Analysts at Morgan Stanley are warning that major U.S. tobacco companies could see profits cut in half if the Food and Drug Administration passes a “maximum nicotine” rule.
The FDA wants to pass regulations within the next 15 years to ensure tobacco products are minimally addictive, which could result in a $165 billion loss for cigarette companies, the bank said.
“Reducing nicotine in cigarettes to non-addictive or minimally addictive levels, in our view, would be a potential game changer for the U.S. industry,” the analysts wrote in a recent research report.

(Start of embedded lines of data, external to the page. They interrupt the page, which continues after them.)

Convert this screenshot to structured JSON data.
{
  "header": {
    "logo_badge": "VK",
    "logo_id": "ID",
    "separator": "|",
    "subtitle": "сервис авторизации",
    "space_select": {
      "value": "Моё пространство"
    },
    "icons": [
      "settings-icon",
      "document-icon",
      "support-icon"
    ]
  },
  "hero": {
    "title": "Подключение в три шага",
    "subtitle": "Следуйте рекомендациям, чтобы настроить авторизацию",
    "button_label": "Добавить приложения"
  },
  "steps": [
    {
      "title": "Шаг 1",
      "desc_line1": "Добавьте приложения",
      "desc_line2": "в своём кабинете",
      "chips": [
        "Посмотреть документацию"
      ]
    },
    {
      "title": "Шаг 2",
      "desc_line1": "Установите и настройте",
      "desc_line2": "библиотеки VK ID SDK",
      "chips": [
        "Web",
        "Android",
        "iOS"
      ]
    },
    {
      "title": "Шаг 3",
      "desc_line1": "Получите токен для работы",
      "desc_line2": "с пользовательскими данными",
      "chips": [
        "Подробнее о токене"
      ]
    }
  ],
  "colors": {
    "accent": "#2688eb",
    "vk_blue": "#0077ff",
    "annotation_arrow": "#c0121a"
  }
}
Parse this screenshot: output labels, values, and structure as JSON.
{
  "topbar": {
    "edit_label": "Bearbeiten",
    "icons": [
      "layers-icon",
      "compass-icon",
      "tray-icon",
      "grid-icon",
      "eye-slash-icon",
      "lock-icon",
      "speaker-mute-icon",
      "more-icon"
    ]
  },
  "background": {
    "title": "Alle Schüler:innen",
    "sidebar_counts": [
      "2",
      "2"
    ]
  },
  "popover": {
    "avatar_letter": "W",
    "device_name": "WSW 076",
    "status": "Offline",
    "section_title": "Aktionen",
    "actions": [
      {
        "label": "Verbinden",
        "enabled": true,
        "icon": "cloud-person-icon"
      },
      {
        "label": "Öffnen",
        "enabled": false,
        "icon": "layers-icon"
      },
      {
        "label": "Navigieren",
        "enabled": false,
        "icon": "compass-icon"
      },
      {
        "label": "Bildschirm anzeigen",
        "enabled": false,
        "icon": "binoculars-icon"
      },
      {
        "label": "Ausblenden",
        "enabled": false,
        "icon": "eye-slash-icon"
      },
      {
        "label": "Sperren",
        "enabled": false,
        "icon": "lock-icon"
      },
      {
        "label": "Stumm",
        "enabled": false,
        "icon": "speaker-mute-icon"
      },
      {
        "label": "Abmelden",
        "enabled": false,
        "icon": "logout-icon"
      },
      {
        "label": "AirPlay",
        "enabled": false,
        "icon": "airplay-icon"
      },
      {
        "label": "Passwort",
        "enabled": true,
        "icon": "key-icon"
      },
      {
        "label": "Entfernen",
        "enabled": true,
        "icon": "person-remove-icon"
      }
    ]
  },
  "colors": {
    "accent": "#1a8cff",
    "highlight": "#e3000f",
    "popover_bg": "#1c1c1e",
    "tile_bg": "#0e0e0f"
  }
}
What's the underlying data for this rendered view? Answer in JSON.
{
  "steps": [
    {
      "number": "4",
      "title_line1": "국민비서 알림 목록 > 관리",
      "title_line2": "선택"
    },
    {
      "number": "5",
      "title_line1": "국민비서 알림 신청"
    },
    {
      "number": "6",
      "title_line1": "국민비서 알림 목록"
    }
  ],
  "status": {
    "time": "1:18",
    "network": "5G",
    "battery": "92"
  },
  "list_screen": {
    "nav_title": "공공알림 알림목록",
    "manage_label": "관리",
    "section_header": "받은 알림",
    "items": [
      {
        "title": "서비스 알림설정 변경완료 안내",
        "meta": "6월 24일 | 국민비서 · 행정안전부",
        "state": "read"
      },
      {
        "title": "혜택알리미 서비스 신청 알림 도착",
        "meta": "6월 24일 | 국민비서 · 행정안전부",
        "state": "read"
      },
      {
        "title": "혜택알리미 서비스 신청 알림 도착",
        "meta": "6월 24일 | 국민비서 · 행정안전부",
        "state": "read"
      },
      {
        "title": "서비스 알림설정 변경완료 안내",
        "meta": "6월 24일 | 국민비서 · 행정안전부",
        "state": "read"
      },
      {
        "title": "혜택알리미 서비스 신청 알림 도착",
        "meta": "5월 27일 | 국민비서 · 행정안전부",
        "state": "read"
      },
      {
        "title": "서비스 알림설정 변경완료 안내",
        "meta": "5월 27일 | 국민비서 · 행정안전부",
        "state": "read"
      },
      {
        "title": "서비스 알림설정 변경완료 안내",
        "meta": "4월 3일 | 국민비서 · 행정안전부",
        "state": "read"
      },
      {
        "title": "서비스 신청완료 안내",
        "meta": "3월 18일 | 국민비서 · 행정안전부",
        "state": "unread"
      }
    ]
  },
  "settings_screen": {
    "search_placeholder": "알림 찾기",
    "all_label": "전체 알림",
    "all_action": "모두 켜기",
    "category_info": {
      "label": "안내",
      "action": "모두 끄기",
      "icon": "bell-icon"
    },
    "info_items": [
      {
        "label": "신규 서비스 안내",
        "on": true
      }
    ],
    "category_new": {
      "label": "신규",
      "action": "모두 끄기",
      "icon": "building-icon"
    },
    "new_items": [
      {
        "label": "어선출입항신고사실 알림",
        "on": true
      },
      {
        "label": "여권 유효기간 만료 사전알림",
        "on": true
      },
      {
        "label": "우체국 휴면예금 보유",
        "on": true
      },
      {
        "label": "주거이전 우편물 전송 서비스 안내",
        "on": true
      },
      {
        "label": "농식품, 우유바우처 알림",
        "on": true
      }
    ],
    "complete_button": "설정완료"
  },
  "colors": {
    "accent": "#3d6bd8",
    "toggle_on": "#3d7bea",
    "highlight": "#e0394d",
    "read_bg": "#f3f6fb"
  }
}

The analysts predict Altria’s market value would drop 20 percent, British American Tobacco by 13 percent, and Imperial Brands by 5 percent.
“We don’t believe a smoker will continue to purchase nonaddictive cigarettes, particularly with the presence of alternative nicotine delivery devices,” the analysts wrote.
They predict cigarette smokers in the U.S. would drop from 13.2 percent of the population to 5 percent in 2030. Tobacco stocks have already seen a drop from mid-2017 to present because of the popularity of JUUL products.